(Records to use begins)
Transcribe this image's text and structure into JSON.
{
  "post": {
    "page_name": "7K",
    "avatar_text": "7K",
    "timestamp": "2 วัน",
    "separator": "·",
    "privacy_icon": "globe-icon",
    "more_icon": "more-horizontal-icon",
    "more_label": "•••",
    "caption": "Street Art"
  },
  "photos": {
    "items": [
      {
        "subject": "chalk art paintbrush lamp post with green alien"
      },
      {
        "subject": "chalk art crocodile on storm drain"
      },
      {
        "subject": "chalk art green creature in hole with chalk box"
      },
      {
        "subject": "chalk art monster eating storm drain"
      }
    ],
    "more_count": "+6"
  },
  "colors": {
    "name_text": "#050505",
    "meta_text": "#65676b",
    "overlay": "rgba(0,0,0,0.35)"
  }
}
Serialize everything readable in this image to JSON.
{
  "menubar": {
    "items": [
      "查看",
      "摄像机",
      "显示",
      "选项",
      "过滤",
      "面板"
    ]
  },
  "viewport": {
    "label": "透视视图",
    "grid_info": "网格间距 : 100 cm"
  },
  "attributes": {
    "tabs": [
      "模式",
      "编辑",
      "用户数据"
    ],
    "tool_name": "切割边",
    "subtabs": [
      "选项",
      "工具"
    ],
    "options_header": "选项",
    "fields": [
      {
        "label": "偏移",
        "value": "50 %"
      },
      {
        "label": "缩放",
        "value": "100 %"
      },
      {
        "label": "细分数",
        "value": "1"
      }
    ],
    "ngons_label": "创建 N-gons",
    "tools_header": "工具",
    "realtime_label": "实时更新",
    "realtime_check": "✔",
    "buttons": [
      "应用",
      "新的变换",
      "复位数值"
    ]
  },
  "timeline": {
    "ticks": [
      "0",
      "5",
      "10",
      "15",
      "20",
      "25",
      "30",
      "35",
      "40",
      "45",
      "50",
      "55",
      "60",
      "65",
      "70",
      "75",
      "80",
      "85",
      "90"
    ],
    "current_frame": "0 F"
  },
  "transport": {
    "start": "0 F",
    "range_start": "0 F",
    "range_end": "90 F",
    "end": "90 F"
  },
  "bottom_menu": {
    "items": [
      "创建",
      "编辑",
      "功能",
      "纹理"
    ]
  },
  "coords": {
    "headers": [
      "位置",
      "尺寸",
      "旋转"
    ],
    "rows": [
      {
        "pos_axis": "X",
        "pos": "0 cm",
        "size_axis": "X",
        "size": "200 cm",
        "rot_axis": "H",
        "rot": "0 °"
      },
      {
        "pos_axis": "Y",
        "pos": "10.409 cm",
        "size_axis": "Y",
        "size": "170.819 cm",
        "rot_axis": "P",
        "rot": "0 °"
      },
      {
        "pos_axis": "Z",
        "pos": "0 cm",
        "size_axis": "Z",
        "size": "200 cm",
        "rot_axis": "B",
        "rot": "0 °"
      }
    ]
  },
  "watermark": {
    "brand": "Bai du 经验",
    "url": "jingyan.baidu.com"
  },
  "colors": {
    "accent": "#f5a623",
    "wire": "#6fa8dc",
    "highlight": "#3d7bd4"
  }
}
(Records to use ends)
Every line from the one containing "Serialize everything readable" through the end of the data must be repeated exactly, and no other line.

Serialize everything readable in this image to JSON.
{
  "menubar": {
    "items": [
      "查看",
      "摄像机",
      "显示",
      "选项",
      "过滤",
      "面板"
    ]
  },
  "viewport": {
    "label": "透视视图",
    "grid_info": "网格间距 : 100 cm"
  },
  "attributes": {
    "tabs": [
      "模式",
      "编辑",
      "用户数据"
    ],
    "tool_name": "切割边",
    "subtabs": [
      "选项",
      "工具"
    ],
    "options_header": "选项",
    "fields": [
      {
        "label": "偏移",
        "value": "50 %"
      },
      {
        "label": "缩放",
        "value": "100 %"
      },
      {
        "label": "细分数",
        "value": "1"
      }
    ],
    "ngons_label": "创建 N-gons",
    "tools_header": "工具",
    "realtime_label": "实时更新",
    "realtime_check": "✔",
    "buttons": [
      "应用",
      "新的变换",
      "复位数值"
    ]
  },
  "timeline": {
    "ticks": [
      "0",
      "5",
      "10",
      "15",
      "20",
      "25",
      "30",
      "35",
      "40",
      "45",
      "50",
      "55",
      "60",
      "65",
      "70",
      "75",
      "80",
      "85",
      "90"
    ],
    "current_frame": "0 F"
  },
  "transport": {
    "start": "0 F",
    "range_start": "0 F",
    "range_end": "90 F",
    "end": "90 F"
  },
  "bottom_menu": {
    "items": [
      "创建",
      "编辑",
      "功能",
      "纹理"
    ]
  },
  "coords": {
    "headers": [
      "位置",
      "尺寸",
      "旋转"
    ],
    "rows": [
      {
        "pos_axis": "X",
        "pos": "0 cm",
        "size_axis": "X",
        "size": "200 cm",
        "rot_axis": "H",
        "rot": "0 °"
      },
      {
        "pos_axis": "Y",
        "pos": "10.409 cm",
        "size_axis": "Y",
        "size": "170.819 cm",
        "rot_axis": "P",
        "rot": "0 °"
      },
      {
        "pos_axis": "Z",
        "pos": "0 cm",
        "size_axis": "Z",
        "size": "200 cm",
        "rot_axis": "B",
        "rot": "0 °"
      }
    ]
  },
  "watermark": {
    "brand": "Bai du 经验",
    "url": "jingyan.baidu.com"
  },
  "colors": {
    "accent": "#f5a623",
    "wire": "#6fa8dc",
    "highlight": "#3d7bd4"
  }
}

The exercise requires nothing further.